Data records:
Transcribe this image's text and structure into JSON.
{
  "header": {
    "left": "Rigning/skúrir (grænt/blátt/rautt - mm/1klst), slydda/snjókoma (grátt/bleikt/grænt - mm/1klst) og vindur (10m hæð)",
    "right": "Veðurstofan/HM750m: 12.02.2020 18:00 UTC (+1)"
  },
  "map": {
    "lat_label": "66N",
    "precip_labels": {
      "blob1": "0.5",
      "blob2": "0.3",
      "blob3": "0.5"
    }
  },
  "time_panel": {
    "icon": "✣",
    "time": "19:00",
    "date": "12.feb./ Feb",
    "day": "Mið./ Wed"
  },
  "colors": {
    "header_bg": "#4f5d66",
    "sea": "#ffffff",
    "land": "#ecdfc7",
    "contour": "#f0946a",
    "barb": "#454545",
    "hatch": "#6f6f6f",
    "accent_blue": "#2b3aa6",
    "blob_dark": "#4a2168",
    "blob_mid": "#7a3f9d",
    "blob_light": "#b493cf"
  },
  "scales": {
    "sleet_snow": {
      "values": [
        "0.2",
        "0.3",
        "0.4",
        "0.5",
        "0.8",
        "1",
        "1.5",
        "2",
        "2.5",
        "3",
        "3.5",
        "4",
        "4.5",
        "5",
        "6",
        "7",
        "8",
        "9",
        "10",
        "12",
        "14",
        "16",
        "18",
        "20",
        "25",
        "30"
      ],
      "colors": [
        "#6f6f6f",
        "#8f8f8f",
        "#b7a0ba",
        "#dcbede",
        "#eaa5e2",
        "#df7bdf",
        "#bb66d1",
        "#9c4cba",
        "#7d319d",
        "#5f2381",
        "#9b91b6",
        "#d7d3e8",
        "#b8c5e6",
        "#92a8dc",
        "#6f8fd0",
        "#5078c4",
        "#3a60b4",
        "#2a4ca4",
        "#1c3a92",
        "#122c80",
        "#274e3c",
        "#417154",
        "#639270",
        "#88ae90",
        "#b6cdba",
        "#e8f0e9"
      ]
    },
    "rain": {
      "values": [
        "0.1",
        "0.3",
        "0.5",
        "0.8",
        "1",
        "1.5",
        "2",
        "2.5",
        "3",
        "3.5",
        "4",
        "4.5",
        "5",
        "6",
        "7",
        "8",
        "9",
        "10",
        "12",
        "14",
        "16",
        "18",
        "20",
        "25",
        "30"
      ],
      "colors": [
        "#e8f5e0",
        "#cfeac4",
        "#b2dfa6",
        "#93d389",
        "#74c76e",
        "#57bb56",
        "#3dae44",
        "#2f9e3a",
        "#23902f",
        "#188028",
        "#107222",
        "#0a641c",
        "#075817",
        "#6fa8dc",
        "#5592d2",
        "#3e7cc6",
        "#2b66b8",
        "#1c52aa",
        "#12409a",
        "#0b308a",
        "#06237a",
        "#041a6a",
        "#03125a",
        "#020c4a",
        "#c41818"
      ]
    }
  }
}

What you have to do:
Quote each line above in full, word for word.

Written response:
Transcribe this image's text and structure into JSON.
{
  "header": {
    "left": "Rigning/skúrir (grænt/blátt/rautt - mm/1klst), slydda/snjókoma (grátt/bleikt/grænt - mm/1klst) og vindur (10m hæð)",
    "right": "Veðurstofan/HM750m: 12.02.2020 18:00 UTC (+1)"
  },
  "map": {
    "lat_label": "66N",
    "precip_labels": {
      "blob1": "0.5",
      "blob2": "0.3",
      "blob3": "0.5"
    }
  },
  "time_panel": {
    "icon": "✣",
    "time": "19:00",
    "date": "12.feb./ Feb",
    "day": "Mið./ Wed"
  },
  "colors": {
    "header_bg": "#4f5d66",
    "sea": "#ffffff",
    "land": "#ecdfc7",
    "contour": "#f0946a",
    "barb": "#454545",
    "hatch": "#6f6f6f",
    "accent_blue": "#2b3aa6",
    "blob_dark": "#4a2168",
    "blob_mid": "#7a3f9d",
    "blob_light": "#b493cf"
  },
  "scales": {
    "sleet_snow": {
      "values": [
        "0.2",
        "0.3",
        "0.4",
        "0.5",
        "0.8",
        "1",
        "1.5",
        "2",
        "2.5",
        "3",
        "3.5",
        "4",
        "4.5",
        "5",
        "6",
        "7",
        "8",
        "9",
        "10",
        "12",
        "14",
        "16",
        "18",
        "20",
        "25",
        "30"
      ],
      "colors": [
        "#6f6f6f",
        "#8f8f8f",
        "#b7a0ba",
        "#dcbede",
        "#eaa5e2",
        "#df7bdf",
        "#bb66d1",
        "#9c4cba",
        "#7d319d",
        "#5f2381",
        "#9b91b6",
        "#d7d3e8",
        "#b8c5e6",
        "#92a8dc",
        "#6f8fd0",
        "#5078c4",
        "#3a60b4",
        "#2a4ca4",
        "#1c3a92",
        "#122c80",
        "#274e3c",
        "#417154",
        "#639270",
        "#88ae90",
        "#b6cdba",
        "#e8f0e9"
      ]
    },
    "rain": {
      "values": [
        "0.1",
        "0.3",
        "0.5",
        "0.8",
        "1",
        "1.5",
        "2",
        "2.5",
        "3",
        "3.5",
        "4",
        "4.5",
        "5",
        "6",
        "7",
        "8",
        "9",
        "10",
        "12",
        "14",
        "16",
        "18",
        "20",
        "25",
        "30"
      ],
      "colors": [
        "#e8f5e0",
        "#cfeac4",
        "#b2dfa6",
        "#93d389",
        "#74c76e",
        "#57bb56",
        "#3dae44",
        "#2f9e3a",
        "#23902f",
        "#188028",
        "#107222",
        "#0a641c",
        "#075817",
        "#6fa8dc",
        "#5592d2",
        "#3e7cc6",
        "#2b66b8",
        "#1c52aa",
        "#12409a",
        "#0b308a",
        "#06237a",
        "#041a6a",
        "#03125a",
        "#020c4a",
        "#c41818"
      ]
    }
  }
}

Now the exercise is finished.